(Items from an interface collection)
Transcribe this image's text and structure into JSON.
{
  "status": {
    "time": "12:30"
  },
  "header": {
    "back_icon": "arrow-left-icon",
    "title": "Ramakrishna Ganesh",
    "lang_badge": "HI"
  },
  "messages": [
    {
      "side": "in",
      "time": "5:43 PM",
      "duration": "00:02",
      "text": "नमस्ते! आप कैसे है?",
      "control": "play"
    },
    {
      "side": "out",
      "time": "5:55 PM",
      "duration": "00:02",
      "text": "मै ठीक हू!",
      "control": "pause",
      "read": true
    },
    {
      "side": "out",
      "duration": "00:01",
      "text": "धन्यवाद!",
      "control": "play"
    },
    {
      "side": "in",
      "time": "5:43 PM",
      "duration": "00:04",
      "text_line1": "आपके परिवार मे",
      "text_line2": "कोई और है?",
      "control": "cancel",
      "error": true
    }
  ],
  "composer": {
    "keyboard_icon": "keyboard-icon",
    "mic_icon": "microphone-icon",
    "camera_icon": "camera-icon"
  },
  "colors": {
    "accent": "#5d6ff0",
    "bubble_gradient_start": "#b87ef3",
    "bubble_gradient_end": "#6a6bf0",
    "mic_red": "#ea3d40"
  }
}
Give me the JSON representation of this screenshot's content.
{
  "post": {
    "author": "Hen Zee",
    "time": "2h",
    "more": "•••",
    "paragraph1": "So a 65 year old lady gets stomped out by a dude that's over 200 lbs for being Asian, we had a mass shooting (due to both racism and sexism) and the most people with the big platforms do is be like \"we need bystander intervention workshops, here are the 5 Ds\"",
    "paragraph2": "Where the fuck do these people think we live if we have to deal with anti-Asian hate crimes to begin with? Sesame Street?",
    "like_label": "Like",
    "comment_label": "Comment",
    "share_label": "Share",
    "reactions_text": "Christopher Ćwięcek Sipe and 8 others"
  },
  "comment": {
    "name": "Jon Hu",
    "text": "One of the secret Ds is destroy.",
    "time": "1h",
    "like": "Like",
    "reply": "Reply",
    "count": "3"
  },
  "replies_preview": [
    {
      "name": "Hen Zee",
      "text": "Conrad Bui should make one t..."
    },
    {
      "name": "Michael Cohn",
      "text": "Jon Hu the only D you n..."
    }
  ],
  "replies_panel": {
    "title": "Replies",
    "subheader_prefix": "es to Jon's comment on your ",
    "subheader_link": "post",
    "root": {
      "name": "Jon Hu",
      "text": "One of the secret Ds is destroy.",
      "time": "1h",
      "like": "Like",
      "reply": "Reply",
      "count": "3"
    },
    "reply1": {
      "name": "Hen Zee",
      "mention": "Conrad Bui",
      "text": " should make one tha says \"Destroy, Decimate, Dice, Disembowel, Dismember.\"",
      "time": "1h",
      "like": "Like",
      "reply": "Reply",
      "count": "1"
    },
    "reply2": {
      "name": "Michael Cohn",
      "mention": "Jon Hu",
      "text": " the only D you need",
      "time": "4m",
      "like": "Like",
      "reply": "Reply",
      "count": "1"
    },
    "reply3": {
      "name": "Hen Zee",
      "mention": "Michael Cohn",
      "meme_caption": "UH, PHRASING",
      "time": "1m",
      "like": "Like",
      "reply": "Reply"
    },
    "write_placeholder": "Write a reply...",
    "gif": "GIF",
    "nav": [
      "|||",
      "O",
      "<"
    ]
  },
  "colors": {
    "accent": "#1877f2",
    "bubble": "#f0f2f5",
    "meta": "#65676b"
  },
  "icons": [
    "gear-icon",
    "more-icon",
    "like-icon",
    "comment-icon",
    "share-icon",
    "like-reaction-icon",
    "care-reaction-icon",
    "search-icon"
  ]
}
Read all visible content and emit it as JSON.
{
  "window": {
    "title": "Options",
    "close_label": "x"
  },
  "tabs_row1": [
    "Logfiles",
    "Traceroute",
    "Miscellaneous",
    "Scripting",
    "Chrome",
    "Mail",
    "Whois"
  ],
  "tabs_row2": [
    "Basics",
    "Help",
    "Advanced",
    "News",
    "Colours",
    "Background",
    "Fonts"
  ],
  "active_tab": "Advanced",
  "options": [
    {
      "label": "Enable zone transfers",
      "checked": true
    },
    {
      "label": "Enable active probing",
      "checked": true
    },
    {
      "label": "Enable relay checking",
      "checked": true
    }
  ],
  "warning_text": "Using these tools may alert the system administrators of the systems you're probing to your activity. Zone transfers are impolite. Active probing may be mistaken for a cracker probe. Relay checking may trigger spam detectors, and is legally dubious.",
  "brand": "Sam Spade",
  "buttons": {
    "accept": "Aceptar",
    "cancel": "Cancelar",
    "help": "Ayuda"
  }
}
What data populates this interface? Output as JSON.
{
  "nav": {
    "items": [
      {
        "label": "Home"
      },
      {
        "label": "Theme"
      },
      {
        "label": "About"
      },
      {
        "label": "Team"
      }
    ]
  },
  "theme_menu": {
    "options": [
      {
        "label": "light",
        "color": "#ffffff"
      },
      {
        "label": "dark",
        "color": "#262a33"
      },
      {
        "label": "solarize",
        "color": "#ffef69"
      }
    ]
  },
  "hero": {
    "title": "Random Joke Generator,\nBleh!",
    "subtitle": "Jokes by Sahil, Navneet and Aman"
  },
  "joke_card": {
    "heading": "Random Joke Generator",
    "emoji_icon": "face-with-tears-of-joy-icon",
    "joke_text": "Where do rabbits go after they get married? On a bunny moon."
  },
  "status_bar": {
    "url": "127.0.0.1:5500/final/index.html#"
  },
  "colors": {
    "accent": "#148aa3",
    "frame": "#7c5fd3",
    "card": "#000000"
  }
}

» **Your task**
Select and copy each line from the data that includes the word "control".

» **Response to the exercise**
      "control": "play"
      "control": "pause",
      "control": "play"
      "control": "cancel",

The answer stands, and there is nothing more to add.